» What to work on
In the entries below, count every line containing "title". Return the number and nothing else.

» Interface dataset entries
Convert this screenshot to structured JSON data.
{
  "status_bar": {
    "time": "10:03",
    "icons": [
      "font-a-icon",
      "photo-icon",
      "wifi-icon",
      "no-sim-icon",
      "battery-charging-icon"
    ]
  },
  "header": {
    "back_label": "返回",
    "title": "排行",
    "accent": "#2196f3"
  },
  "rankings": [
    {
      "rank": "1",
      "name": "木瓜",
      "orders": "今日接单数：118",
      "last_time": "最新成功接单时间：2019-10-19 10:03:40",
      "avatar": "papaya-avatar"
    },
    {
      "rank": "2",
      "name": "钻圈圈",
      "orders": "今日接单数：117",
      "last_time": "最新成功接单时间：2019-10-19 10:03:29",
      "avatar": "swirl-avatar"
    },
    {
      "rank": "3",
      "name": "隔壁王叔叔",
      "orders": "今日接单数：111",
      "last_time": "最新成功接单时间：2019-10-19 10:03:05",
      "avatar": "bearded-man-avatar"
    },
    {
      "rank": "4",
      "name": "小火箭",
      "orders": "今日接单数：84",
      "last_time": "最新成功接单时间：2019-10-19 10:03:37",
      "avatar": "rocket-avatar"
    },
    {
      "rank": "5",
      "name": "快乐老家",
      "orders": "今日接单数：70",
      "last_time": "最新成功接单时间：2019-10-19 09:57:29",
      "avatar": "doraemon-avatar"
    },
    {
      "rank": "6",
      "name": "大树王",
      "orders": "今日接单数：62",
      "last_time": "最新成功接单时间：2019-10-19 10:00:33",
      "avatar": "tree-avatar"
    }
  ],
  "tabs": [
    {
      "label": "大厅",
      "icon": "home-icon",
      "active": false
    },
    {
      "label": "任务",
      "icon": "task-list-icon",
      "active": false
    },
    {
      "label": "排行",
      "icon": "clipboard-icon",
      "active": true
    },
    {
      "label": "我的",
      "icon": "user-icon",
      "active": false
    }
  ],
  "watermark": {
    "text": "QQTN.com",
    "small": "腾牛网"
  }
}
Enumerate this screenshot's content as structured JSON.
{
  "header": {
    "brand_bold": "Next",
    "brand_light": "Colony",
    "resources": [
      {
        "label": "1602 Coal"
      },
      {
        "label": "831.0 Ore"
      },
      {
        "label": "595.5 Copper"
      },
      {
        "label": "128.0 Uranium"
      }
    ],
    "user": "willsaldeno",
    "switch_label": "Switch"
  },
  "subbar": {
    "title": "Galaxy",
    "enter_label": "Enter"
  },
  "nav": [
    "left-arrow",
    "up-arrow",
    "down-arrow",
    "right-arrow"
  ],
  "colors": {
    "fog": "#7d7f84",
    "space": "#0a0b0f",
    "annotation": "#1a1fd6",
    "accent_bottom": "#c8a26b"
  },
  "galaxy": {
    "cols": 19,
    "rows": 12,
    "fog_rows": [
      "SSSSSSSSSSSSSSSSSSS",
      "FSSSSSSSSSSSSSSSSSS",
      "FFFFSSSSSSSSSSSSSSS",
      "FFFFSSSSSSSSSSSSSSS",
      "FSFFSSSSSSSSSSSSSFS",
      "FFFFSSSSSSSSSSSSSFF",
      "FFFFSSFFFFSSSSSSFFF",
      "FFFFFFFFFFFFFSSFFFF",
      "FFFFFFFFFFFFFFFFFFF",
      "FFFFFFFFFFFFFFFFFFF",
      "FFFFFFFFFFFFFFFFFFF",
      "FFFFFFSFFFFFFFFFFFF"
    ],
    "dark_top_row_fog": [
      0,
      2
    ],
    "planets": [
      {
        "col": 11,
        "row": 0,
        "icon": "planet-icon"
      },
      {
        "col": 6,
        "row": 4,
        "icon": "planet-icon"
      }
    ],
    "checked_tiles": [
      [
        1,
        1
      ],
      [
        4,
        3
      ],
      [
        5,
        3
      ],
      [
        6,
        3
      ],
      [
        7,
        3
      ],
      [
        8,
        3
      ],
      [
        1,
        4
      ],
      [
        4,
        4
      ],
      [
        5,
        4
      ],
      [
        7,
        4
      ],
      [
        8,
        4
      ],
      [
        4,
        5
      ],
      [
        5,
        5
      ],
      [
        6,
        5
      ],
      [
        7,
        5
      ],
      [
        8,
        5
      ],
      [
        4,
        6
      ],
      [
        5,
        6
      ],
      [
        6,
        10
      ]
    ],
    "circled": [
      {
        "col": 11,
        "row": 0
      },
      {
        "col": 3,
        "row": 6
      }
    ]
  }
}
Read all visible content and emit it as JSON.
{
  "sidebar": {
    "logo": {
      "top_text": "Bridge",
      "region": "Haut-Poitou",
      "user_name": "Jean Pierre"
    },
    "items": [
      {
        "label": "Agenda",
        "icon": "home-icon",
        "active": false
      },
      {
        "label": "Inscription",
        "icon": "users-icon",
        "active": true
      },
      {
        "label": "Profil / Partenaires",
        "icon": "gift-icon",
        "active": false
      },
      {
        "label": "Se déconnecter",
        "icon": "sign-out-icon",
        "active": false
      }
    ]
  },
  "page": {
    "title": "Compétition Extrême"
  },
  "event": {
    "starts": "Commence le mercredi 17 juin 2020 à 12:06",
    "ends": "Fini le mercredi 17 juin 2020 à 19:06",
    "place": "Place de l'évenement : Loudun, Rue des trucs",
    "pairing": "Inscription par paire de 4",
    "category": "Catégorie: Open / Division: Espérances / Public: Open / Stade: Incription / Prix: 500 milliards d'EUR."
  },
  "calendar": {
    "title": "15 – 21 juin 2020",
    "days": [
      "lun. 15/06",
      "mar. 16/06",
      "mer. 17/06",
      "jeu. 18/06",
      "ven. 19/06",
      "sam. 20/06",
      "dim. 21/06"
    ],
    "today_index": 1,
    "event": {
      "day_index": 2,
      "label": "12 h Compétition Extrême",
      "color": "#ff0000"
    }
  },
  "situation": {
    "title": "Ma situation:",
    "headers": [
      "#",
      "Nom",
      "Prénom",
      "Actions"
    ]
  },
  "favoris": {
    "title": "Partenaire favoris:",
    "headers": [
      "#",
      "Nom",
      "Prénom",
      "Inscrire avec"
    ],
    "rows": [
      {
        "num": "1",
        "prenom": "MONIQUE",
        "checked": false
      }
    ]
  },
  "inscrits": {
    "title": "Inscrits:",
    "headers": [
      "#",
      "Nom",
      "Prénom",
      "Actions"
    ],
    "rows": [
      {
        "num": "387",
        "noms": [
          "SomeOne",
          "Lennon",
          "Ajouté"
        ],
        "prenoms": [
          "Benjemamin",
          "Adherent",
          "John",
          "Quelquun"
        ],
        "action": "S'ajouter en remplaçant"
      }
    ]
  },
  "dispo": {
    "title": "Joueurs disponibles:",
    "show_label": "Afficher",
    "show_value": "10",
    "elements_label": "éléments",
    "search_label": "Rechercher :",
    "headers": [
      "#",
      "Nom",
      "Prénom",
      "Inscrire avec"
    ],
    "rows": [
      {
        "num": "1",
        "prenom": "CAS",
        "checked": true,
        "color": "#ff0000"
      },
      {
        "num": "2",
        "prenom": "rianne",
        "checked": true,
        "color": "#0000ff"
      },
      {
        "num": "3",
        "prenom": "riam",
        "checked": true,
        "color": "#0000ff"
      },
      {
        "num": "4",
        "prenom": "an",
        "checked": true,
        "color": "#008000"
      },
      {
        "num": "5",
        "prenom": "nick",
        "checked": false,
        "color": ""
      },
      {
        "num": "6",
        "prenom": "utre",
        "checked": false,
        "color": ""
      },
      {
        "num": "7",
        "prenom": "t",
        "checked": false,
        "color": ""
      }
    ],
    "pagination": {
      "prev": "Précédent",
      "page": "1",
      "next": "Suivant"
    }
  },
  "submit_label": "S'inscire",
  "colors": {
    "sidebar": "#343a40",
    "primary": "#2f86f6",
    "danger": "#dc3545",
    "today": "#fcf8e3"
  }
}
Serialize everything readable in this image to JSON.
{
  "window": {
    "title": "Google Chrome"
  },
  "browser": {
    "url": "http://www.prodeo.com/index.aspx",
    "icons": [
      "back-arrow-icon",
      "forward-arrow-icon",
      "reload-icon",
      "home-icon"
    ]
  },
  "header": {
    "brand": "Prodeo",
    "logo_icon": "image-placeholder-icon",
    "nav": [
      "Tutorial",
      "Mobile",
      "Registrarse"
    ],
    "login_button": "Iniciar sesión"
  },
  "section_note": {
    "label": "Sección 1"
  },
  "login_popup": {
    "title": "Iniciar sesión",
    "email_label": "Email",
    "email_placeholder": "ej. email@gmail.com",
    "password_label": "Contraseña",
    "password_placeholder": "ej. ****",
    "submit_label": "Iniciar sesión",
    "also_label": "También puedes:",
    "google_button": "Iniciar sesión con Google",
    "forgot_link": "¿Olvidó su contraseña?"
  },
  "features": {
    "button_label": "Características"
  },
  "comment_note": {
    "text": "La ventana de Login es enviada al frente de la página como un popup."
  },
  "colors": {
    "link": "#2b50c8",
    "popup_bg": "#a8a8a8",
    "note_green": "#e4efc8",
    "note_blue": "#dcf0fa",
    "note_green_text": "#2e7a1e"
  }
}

» Answer section
10